Do you really USE it? (The Brown Paper Trick)
Ok. So now we know how to tell what items we really LOVE. But how do we figure out what practical items we really USE? Do you really wear all 17 t-shirts in that drawer? Does that extra mixing bowl ever actually come out of the cabinet? When WAS the last time you used those juice glasses?
This is where we pull out the Brown Paper Trick.
I call it the Brown Paper Trick because that’s my most recent iteration. But just like the Red Wine Trick, it’s really a concept that can be applied in a lot of different ways (some of which I’ll mention below).
The first step is to pick a category of items. Let’s say winter sweaters. Then pick a time-frame. Many people use a year as a good measuring point. For seasonal clothes though, that really means you just need to keep track for one full season (winter, in this case). The thing we want to know is how many of those sweaters do you actually use in a winter? Here’s how to tell.
At the beginning of the cold season, grab some old brown packing paper (I had a bunch lying around from a recent shipment, but you could use almost anything here (used wrapping paper, pages torn out of a catalogue, plastic grocery bags that are piling up, etc). Tear the paper into pieces around the size of a hallmark card (you don’t have to tear plastic bags) and stuff one inside each sweater.
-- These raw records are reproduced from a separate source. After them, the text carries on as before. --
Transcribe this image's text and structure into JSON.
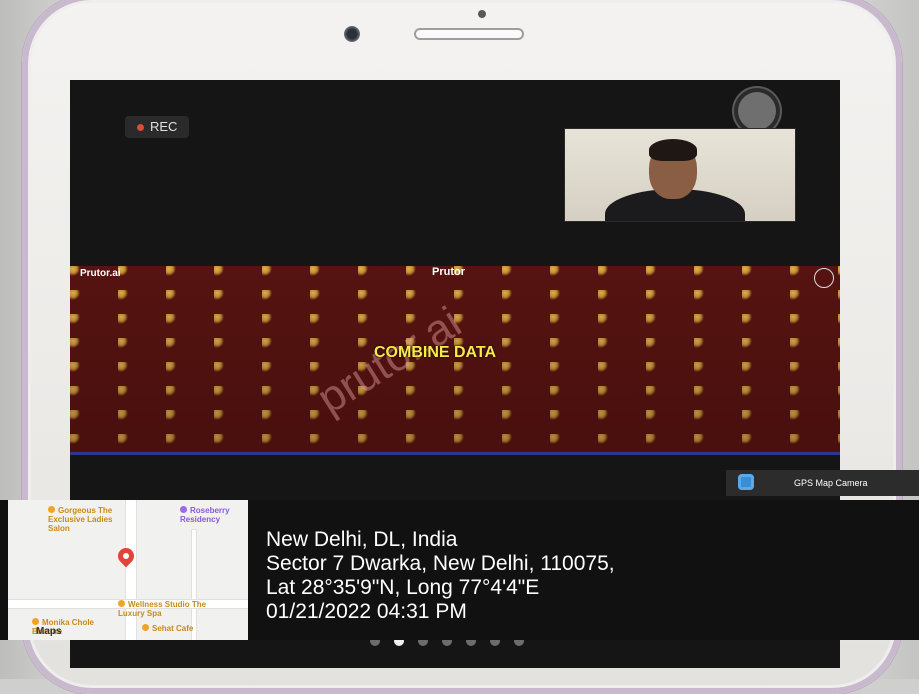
{
  "zoom_call": {
    "recording_label": "REC",
    "shared_screen": {
      "brand": "Prutor.ai",
      "title": "Prutor",
      "watermark": "prutor.ai",
      "heading": "COMBINE DATA"
    }
  },
  "gps_overlay": {
    "app_name": "GPS Map Camera",
    "location_line": "New Delhi, DL, India",
    "address_line": "Sector 7 Dwarka, New Delhi, 110075,",
    "coords_line": "Lat 28°35'9\"N, Long 77°4'4\"E",
    "datetime_line": "01/21/2022 04:31 PM",
    "map": {
      "pois": [
        {
          "label": "Gorgeous The Exclusive Ladies Salon",
          "color": "orange"
        },
        {
          "label": "Roseberry Residency",
          "color": "purple"
        },
        {
          "label": "Wellness Studio The Luxury Spa",
          "color": "orange"
        },
        {
          "label": "Monika Chole Bhature",
          "color": "orange"
        },
        {
          "label": "Sehat Cafe",
          "color": "orange"
        }
      ],
      "attribution": "Maps"
    }
  },
  "page_indicator": {
    "count": 7,
    "active_index": 1
  },
  "colors": {
    "accent_yellow": "#f5ec4a",
    "rec_red": "#e04a3a",
    "share_bg": "#5a1512"
  }
}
Put the sweaters back in the drawer.
For the rest of the the season, any time you put on a fresh sweater and find paper crinkling inside, pull it out and throw it away/recycle it. Easy peasy.
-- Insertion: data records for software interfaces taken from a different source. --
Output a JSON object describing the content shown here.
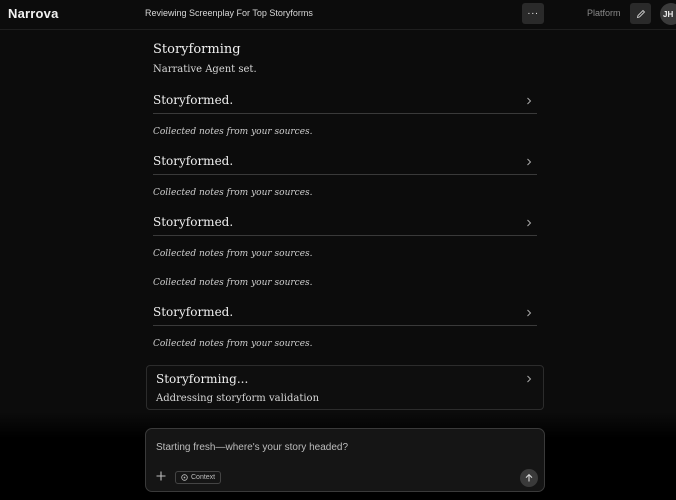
{
  "app": {
    "brand": "Narrova",
    "document_title": "Reviewing Screenplay For Top Storyforms",
    "more_label": "···",
    "platform_label": "Platform",
    "user_initials": "JH"
  },
  "header": {
    "title": "Storyforming",
    "subtitle": "Narrative Agent set."
  },
  "steps": [
    {
      "label": "Storyformed.",
      "note": "Collected notes from your sources."
    },
    {
      "label": "Storyformed.",
      "note": "Collected notes from your sources."
    },
    {
      "label": "Storyformed.",
      "note": "Collected notes from your sources."
    },
    {
      "label": "Storyformed.",
      "note": "Collected notes from your sources."
    }
  ],
  "extra_note": "Collected notes from your sources.",
  "active_step": {
    "title": "Storyforming...",
    "subtitle": "Addressing storyform validation"
  },
  "composer": {
    "placeholder": "Starting fresh—where's your story headed?",
    "context_label": "Context"
  },
  "icons": [
    "more-icon",
    "pencil-icon",
    "chevron-right-icon",
    "plus-icon",
    "context-icon",
    "arrow-up-icon"
  ]
}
At the end of the year/season, open up your sweater drawer, go through all your sweaters, and find any that still have paper in them. Voila! Those are the ones you don’t actually use. Don’t stand around debating why you didn’t wear them or if you might wear them next year. It’s a safe bet you won’t Just declutter them and move on with your life.
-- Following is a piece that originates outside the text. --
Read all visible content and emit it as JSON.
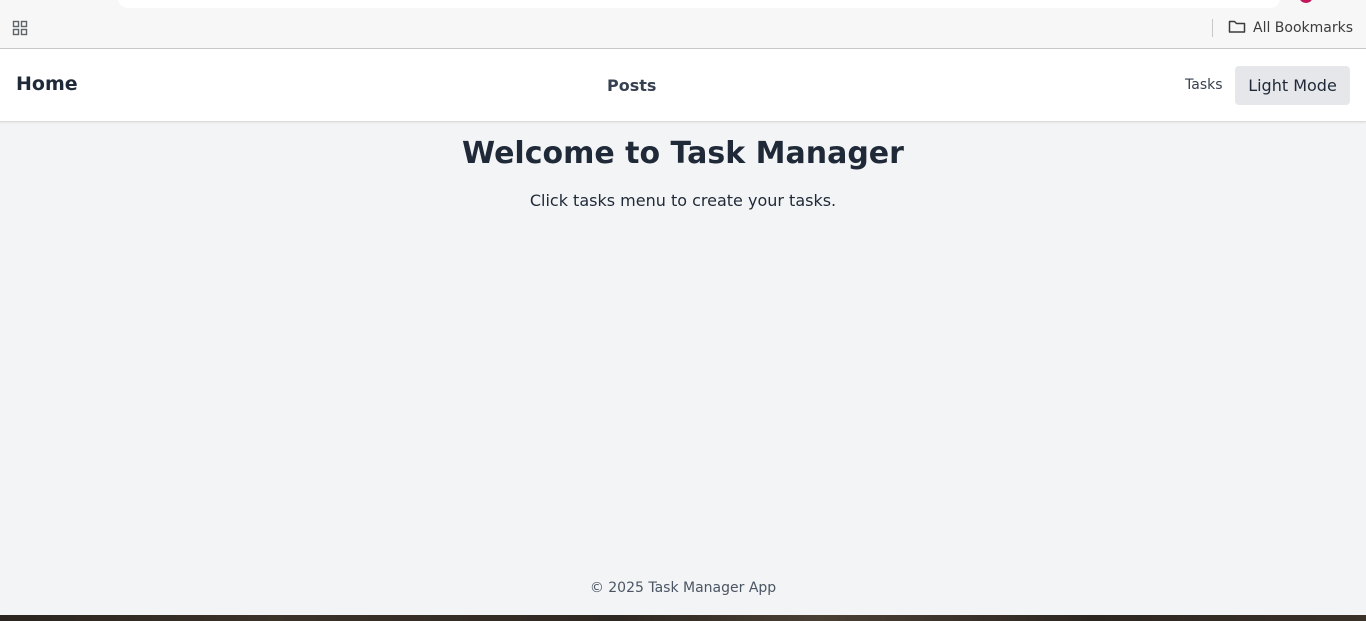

There. How easy is that? It probably takes a total of 5 minutes, and you find out what you actually use without wracking your memory, getting confused about how “cute” an item is, etc.
I like the “brown paper” method because it can be used with almost anything. You could stick brown paper inside socks, shoes, hats, mugs, vases, pots and pans, books, you name it! But of course, there are other ways of accomplishing the same thing. For instance, you could turn all your summer shirts inside-out in May and get rid of any that are still inside-out come September. For an item that’s not seasonal (meaning you actually have to keep track for a whole year to see if you use it) try putting a piece of tape with the current date on it (which you remove if you use the item). Once that date rolls around next year, it’s super easy to see what you’ve used and what you haven’t. You could even pack up a bunch of items in a box in the garage, and at the end of a year if you haven’t needed anything out of it, give the box away without looking inside.
The basic principle is simple. Find some way of marking an item so that you KNOW whether you actually use it. Then get rid of the stuff you don’t use.
And there you have it. The decluttering/minimalist montra “Love it, use it,or lose it” just got WAY easier to apply. With these two tricks in your pocket, you’ll never again have to stand there wondering desperately whether an item actually sparks joy, or trying to remember if you’ve worn those shoes any time in the past 12 months. The Red Wine Trick and the Brown Paper Trick will sort that all out with only minutes of actual time (and no mental angst) on your part, so you can focus instead on doing life with your friends/family, pursuing your goals, and enjoying the peaceful atmosphere of a beautiful, decluttered home.
It doesn’t get much simpler than that!
What about you? What are your favorite decluttering hacks? Let me know in the comments below!